Copy out each line of the listing below where the string "with" appears.
----
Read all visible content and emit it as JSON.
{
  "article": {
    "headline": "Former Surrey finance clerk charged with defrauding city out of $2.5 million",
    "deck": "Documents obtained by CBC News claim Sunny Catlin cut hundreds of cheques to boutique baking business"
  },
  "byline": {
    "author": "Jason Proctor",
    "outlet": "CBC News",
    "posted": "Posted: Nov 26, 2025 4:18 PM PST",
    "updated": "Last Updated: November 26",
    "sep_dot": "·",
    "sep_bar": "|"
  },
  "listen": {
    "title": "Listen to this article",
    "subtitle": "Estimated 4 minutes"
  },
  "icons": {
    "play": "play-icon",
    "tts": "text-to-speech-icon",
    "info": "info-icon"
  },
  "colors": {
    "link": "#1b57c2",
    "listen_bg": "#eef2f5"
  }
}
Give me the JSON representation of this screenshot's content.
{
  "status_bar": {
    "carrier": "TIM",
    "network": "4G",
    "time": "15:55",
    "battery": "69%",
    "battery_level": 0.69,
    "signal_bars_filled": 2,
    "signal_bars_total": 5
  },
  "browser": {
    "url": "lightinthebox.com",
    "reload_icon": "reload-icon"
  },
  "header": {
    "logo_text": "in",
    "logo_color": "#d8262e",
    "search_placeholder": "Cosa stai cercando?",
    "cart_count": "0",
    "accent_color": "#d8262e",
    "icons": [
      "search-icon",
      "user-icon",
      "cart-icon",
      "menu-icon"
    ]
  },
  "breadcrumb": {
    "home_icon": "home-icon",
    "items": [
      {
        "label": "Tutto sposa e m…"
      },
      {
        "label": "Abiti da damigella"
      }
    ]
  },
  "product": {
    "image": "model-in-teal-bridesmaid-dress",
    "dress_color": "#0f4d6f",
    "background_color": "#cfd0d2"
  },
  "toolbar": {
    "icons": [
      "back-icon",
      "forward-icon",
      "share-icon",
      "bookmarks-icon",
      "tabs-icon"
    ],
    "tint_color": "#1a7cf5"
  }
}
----
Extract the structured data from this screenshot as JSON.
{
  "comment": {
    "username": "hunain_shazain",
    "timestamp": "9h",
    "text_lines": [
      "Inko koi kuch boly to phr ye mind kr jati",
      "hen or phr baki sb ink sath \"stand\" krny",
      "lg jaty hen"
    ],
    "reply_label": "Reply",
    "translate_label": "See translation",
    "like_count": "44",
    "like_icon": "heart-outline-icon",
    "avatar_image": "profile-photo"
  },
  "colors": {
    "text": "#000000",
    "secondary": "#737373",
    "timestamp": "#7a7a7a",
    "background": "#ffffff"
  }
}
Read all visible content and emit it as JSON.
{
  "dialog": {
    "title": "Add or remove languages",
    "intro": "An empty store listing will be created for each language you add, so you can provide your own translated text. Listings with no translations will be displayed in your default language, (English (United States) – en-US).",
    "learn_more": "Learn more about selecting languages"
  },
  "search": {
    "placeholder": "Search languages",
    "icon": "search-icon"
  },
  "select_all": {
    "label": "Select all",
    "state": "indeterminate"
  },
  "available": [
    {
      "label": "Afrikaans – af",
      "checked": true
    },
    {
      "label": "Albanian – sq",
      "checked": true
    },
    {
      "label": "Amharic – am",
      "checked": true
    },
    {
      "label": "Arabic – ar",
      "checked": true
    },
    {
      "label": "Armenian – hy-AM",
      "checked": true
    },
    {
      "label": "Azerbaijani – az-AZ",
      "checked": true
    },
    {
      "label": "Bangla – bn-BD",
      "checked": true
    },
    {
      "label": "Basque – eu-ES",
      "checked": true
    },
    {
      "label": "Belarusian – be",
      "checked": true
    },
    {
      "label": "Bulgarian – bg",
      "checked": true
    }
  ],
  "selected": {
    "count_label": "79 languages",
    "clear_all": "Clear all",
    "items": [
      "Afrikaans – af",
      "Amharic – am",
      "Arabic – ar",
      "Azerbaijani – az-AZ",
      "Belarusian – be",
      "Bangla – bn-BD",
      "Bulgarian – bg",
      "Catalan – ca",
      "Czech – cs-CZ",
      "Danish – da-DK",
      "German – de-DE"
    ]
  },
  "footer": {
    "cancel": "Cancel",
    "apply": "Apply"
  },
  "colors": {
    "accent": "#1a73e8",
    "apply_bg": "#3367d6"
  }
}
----
▸ RESULT OF THE EXERCISE
    "headline": "Former Surrey finance clerk charged with defrauding city out of $2.5 million",
    "intro": "An empty store listing will be created for each language you add, so you can provide your own translated text. Listings with no translations will be displayed in your default language, (English (United States) – en-US).",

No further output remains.